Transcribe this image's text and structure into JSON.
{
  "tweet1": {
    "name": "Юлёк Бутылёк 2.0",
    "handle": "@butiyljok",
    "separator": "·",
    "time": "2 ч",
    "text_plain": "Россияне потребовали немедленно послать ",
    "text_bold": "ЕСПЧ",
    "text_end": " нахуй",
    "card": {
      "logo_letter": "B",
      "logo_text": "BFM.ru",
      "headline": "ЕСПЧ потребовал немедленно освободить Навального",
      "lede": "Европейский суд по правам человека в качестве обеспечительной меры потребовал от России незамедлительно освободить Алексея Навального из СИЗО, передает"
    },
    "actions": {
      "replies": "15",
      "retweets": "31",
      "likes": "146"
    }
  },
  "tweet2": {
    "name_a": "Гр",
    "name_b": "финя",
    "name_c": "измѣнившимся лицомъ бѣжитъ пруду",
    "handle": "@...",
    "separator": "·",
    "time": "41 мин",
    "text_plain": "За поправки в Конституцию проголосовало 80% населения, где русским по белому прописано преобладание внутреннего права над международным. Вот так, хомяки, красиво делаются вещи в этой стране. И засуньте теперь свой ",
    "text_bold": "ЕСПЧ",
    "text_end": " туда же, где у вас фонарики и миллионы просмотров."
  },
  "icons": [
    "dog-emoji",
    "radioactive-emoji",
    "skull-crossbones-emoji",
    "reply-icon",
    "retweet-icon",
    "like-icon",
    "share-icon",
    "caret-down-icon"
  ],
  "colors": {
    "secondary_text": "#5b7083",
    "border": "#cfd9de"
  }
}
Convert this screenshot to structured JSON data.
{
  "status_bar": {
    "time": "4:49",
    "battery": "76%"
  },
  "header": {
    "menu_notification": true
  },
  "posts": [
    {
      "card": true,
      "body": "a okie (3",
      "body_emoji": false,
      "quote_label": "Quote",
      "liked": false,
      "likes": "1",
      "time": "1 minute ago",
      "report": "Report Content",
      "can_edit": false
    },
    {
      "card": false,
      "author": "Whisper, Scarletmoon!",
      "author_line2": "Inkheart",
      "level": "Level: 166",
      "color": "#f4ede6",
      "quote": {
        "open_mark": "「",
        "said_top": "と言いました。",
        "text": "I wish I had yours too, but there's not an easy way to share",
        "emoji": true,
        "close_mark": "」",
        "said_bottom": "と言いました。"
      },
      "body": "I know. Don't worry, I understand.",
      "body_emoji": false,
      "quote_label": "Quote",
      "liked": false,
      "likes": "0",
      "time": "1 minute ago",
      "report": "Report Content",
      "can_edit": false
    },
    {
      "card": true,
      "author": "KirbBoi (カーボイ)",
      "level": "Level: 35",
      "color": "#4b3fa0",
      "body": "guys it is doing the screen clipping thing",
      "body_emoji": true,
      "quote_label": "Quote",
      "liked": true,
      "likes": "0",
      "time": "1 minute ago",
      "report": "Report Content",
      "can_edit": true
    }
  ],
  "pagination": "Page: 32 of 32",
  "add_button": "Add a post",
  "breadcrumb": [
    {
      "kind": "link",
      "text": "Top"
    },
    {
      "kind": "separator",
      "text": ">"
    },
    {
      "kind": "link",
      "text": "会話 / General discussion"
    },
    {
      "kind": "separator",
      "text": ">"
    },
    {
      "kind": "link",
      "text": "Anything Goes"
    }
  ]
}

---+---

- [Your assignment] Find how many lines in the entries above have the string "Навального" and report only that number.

- [Answer for this exercise] 2